Exercise goal: All of the data below is to be copied exactly.

[Dataset excerpts]
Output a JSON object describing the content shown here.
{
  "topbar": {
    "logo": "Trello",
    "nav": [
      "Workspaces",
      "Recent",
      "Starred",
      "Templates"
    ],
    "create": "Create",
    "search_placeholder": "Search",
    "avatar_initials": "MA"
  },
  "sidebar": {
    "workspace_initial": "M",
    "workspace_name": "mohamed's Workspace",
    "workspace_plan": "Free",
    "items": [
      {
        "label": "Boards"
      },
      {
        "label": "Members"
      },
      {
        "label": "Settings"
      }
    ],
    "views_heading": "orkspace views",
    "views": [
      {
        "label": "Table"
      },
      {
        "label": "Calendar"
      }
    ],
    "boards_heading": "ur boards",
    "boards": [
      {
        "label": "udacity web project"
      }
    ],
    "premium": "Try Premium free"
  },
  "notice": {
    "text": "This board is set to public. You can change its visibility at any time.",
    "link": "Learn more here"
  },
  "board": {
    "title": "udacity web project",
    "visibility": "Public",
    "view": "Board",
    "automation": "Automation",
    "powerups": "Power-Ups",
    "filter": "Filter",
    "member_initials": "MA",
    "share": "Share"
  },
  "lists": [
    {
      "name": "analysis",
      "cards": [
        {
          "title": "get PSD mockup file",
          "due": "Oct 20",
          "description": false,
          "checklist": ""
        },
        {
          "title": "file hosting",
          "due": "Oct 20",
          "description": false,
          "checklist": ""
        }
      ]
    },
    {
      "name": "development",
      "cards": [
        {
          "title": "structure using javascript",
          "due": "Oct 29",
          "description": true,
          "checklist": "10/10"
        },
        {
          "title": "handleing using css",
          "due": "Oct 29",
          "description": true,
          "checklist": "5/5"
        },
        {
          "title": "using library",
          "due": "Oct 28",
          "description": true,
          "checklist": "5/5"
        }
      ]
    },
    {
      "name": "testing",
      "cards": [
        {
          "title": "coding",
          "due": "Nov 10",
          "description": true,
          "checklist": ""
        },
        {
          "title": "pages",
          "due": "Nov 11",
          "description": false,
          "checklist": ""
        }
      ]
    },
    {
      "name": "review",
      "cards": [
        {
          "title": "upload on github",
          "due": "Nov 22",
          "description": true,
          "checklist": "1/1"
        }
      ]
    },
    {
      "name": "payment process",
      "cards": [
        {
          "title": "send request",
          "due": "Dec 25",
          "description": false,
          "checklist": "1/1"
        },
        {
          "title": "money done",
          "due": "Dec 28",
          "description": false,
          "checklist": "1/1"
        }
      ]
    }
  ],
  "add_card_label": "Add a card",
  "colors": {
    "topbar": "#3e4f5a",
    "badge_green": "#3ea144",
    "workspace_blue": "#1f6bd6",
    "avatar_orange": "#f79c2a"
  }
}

Exercise solution:
Output a JSON object describing the content shown here.
{
  "topbar": {
    "logo": "Trello",
    "nav": [
      "Workspaces",
      "Recent",
      "Starred",
      "Templates"
    ],
    "create": "Create",
    "search_placeholder": "Search",
    "avatar_initials": "MA"
  },
  "sidebar": {
    "workspace_initial": "M",
    "workspace_name": "mohamed's Workspace",
    "workspace_plan": "Free",
    "items": [
      {
        "label": "Boards"
      },
      {
        "label": "Members"
      },
      {
        "label": "Settings"
      }
    ],
    "views_heading": "orkspace views",
    "views": [
      {
        "label": "Table"
      },
      {
        "label": "Calendar"
      }
    ],
    "boards_heading": "ur boards",
    "boards": [
      {
        "label": "udacity web project"
      }
    ],
    "premium": "Try Premium free"
  },
  "notice": {
    "text": "This board is set to public. You can change its visibility at any time.",
    "link": "Learn more here"
  },
  "board": {
    "title": "udacity web project",
    "visibility": "Public",
    "view": "Board",
    "automation": "Automation",
    "powerups": "Power-Ups",
    "filter": "Filter",
    "member_initials": "MA",
    "share": "Share"
  },
  "lists": [
    {
      "name": "analysis",
      "cards": [
        {
          "title": "get PSD mockup file",
          "due": "Oct 20",
          "description": false,
          "checklist": ""
        },
        {
          "title": "file hosting",
          "due": "Oct 20",
          "description": false,
          "checklist": ""
        }
      ]
    },
    {
      "name": "development",
      "cards": [
        {
          "title": "structure using javascript",
          "due": "Oct 29",
          "description": true,
          "checklist": "10/10"
        },
        {
          "title": "handleing using css",
          "due": "Oct 29",
          "description": true,
          "checklist": "5/5"
        },
        {
          "title": "using library",
          "due": "Oct 28",
          "description": true,
          "checklist": "5/5"
        }
      ]
    },
    {
      "name": "testing",
      "cards": [
        {
          "title": "coding",
          "due": "Nov 10",
          "description": true,
          "checklist": ""
        },
        {
          "title": "pages",
          "due": "Nov 11",
          "description": false,
          "checklist": ""
        }
      ]
    },
    {
      "name": "review",
      "cards": [
        {
          "title": "upload on github",
          "due": "Nov 22",
          "description": true,
          "checklist": "1/1"
        }
      ]
    },
    {
      "name": "payment process",
      "cards": [
        {
          "title": "send request",
          "due": "Dec 25",
          "description": false,
          "checklist": "1/1"
        },
        {
          "title": "money done",
          "due": "Dec 28",
          "description": false,
          "checklist": "1/1"
        }
      ]
    }
  ],
  "add_card_label": "Add a card",
  "colors": {
    "topbar": "#3e4f5a",
    "badge_green": "#3ea144",
    "workspace_blue": "#1f6bd6",
    "avatar_orange": "#f79c2a"
  }
}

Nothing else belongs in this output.